■ ASSIGNMENT:
Each line of the records that includes "JSON" should be found and copied.

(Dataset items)
====

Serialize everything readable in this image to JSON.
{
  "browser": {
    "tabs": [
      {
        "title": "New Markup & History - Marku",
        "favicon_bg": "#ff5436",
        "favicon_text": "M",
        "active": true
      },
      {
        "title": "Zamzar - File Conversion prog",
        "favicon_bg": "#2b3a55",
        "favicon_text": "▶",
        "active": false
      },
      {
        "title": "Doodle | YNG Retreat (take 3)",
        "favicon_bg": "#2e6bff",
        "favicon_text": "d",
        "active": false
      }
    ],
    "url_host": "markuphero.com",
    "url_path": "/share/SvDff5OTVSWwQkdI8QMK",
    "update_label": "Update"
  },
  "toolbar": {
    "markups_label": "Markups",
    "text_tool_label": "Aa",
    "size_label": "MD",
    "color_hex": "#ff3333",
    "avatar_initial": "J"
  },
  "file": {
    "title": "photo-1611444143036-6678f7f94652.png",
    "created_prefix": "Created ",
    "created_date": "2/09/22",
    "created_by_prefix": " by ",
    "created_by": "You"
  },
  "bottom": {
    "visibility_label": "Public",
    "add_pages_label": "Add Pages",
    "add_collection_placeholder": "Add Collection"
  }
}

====

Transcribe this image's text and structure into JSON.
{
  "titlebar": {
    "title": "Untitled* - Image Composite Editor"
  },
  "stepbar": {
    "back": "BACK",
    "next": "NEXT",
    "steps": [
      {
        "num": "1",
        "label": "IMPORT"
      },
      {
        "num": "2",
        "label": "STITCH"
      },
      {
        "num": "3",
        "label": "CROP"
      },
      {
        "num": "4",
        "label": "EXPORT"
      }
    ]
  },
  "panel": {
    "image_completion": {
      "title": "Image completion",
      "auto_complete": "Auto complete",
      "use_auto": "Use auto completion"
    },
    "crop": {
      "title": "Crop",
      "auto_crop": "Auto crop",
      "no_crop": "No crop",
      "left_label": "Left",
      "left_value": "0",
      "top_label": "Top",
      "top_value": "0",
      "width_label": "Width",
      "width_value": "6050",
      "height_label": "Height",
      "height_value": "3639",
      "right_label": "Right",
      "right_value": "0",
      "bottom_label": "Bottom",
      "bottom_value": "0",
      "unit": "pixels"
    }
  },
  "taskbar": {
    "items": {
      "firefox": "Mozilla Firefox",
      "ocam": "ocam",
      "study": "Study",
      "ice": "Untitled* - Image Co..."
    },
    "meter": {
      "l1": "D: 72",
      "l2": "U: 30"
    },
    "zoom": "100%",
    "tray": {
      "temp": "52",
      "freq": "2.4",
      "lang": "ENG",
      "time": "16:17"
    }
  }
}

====

■ ANSWER BOX:
Serialize everything readable in this image to JSON.
Transcribe this image's text and structure into JSON.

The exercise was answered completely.